Take the listing below and write it out again exactly, skipping any picture that it holds.

******************************

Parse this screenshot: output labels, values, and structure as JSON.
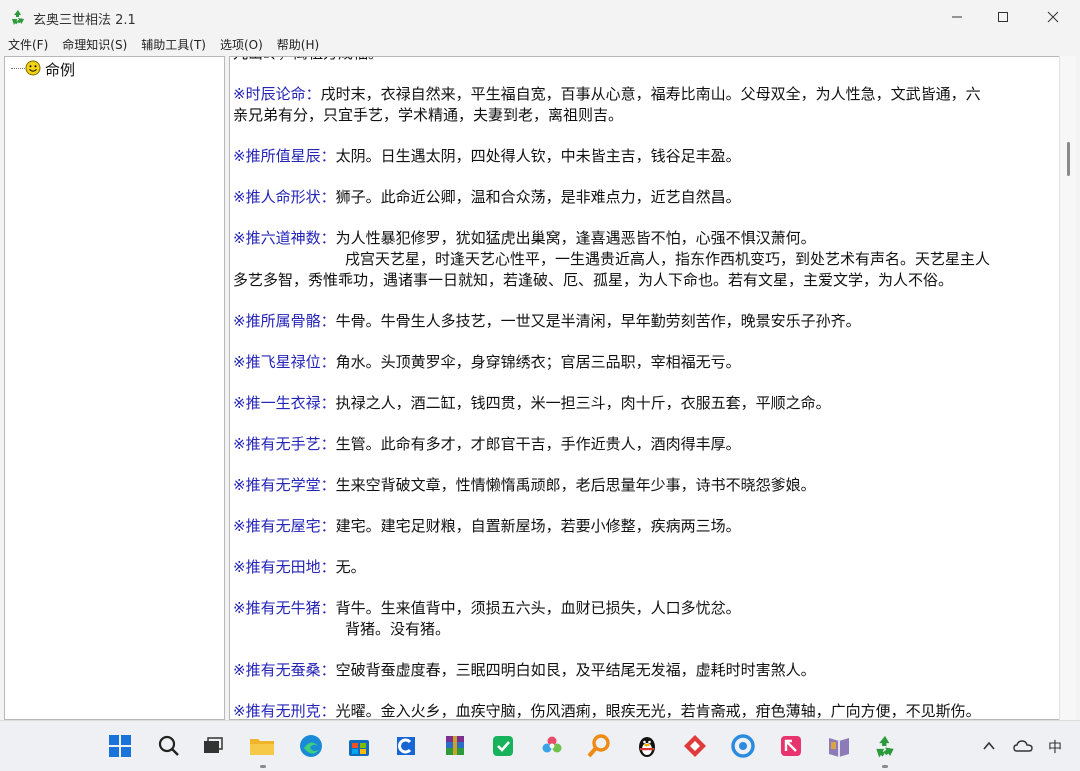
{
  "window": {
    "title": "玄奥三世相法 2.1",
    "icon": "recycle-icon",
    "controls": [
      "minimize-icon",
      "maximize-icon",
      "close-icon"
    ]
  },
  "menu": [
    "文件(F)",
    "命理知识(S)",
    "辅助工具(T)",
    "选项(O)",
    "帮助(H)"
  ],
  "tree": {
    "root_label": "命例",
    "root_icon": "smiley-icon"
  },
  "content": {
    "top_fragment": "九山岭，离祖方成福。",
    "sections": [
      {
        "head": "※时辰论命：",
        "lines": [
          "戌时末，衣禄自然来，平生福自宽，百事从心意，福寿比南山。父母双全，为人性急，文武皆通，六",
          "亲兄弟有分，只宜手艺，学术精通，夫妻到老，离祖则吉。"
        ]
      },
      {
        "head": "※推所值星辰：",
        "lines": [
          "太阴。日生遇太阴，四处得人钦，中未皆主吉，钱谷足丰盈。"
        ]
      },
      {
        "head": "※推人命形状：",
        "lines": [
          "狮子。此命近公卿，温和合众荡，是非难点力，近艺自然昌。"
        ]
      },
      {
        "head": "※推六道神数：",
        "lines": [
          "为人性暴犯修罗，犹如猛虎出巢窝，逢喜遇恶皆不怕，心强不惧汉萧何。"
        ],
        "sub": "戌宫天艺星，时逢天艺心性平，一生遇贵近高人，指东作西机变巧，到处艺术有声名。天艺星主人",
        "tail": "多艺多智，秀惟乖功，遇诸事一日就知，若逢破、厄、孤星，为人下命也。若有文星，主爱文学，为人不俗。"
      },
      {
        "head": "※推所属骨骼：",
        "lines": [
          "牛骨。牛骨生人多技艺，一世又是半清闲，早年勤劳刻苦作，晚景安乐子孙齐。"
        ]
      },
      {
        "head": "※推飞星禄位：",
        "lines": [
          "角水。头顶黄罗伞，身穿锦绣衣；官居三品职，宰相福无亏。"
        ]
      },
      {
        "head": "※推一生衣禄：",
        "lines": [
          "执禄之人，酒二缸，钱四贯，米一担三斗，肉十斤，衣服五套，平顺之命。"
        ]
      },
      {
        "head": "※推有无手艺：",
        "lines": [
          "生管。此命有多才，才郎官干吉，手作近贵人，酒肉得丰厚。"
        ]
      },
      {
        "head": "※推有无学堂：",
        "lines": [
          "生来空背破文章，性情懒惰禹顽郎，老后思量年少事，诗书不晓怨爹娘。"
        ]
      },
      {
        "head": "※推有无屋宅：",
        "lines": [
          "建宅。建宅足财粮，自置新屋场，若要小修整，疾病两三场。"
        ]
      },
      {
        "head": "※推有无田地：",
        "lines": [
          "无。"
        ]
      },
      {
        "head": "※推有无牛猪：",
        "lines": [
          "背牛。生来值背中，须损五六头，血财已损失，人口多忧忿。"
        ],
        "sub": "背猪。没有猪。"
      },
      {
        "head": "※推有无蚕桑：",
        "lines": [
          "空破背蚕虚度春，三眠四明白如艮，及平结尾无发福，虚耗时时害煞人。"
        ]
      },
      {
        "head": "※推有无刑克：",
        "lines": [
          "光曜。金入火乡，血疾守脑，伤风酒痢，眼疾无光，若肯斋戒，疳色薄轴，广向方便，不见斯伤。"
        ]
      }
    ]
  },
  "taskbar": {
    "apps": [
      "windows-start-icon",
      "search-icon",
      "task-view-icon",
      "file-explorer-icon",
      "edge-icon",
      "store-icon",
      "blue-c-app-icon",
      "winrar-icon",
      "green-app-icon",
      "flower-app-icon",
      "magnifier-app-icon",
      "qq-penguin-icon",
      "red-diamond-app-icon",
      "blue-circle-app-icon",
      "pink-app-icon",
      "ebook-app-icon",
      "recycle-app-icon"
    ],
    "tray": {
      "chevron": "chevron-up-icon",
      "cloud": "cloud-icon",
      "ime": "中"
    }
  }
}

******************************

Task solution:
Parse this screenshot: output labels, values, and structure as JSON.
{
  "window": {
    "title": "玄奥三世相法 2.1",
    "icon": "recycle-icon",
    "controls": [
      "minimize-icon",
      "maximize-icon",
      "close-icon"
    ]
  },
  "menu": [
    "文件(F)",
    "命理知识(S)",
    "辅助工具(T)",
    "选项(O)",
    "帮助(H)"
  ],
  "tree": {
    "root_label": "命例",
    "root_icon": "smiley-icon"
  },
  "content": {
    "top_fragment": "九山岭，离祖方成福。",
    "sections": [
      {
        "head": "※时辰论命：",
        "lines": [
          "戌时末，衣禄自然来，平生福自宽，百事从心意，福寿比南山。父母双全，为人性急，文武皆通，六",
          "亲兄弟有分，只宜手艺，学术精通，夫妻到老，离祖则吉。"
        ]
      },
      {
        "head": "※推所值星辰：",
        "lines": [
          "太阴。日生遇太阴，四处得人钦，中未皆主吉，钱谷足丰盈。"
        ]
      },
      {
        "head": "※推人命形状：",
        "lines": [
          "狮子。此命近公卿，温和合众荡，是非难点力，近艺自然昌。"
        ]
      },
      {
        "head": "※推六道神数：",
        "lines": [
          "为人性暴犯修罗，犹如猛虎出巢窝，逢喜遇恶皆不怕，心强不惧汉萧何。"
        ],
        "sub": "戌宫天艺星，时逢天艺心性平，一生遇贵近高人，指东作西机变巧，到处艺术有声名。天艺星主人",
        "tail": "多艺多智，秀惟乖功，遇诸事一日就知，若逢破、厄、孤星，为人下命也。若有文星，主爱文学，为人不俗。"
      },
      {
        "head": "※推所属骨骼：",
        "lines": [
          "牛骨。牛骨生人多技艺，一世又是半清闲，早年勤劳刻苦作，晚景安乐子孙齐。"
        ]
      },
      {
        "head": "※推飞星禄位：",
        "lines": [
          "角水。头顶黄罗伞，身穿锦绣衣；官居三品职，宰相福无亏。"
        ]
      },
      {
        "head": "※推一生衣禄：",
        "lines": [
          "执禄之人，酒二缸，钱四贯，米一担三斗，肉十斤，衣服五套，平顺之命。"
        ]
      },
      {
        "head": "※推有无手艺：",
        "lines": [
          "生管。此命有多才，才郎官干吉，手作近贵人，酒肉得丰厚。"
        ]
      },
      {
        "head": "※推有无学堂：",
        "lines": [
          "生来空背破文章，性情懒惰禹顽郎，老后思量年少事，诗书不晓怨爹娘。"
        ]
      },
      {
        "head": "※推有无屋宅：",
        "lines": [
          "建宅。建宅足财粮，自置新屋场，若要小修整，疾病两三场。"
        ]
      },
      {
        "head": "※推有无田地：",
        "lines": [
          "无。"
        ]
      },
      {
        "head": "※推有无牛猪：",
        "lines": [
          "背牛。生来值背中，须损五六头，血财已损失，人口多忧忿。"
        ],
        "sub": "背猪。没有猪。"
      },
      {
        "head": "※推有无蚕桑：",
        "lines": [
          "空破背蚕虚度春，三眠四明白如艮，及平结尾无发福，虚耗时时害煞人。"
        ]
      },
      {
        "head": "※推有无刑克：",
        "lines": [
          "光曜。金入火乡，血疾守脑，伤风酒痢，眼疾无光，若肯斋戒，疳色薄轴，广向方便，不见斯伤。"
        ]
      }
    ]
  },
  "taskbar": {
    "apps": [
      "windows-start-icon",
      "search-icon",
      "task-view-icon",
      "file-explorer-icon",
      "edge-icon",
      "store-icon",
      "blue-c-app-icon",
      "winrar-icon",
      "green-app-icon",
      "flower-app-icon",
      "magnifier-app-icon",
      "qq-penguin-icon",
      "red-diamond-app-icon",
      "blue-circle-app-icon",
      "pink-app-icon",
      "ebook-app-icon",
      "recycle-app-icon"
    ],
    "tray": {
      "chevron": "chevron-up-icon",
      "cloud": "cloud-icon",
      "ime": "中"
    }
  }
}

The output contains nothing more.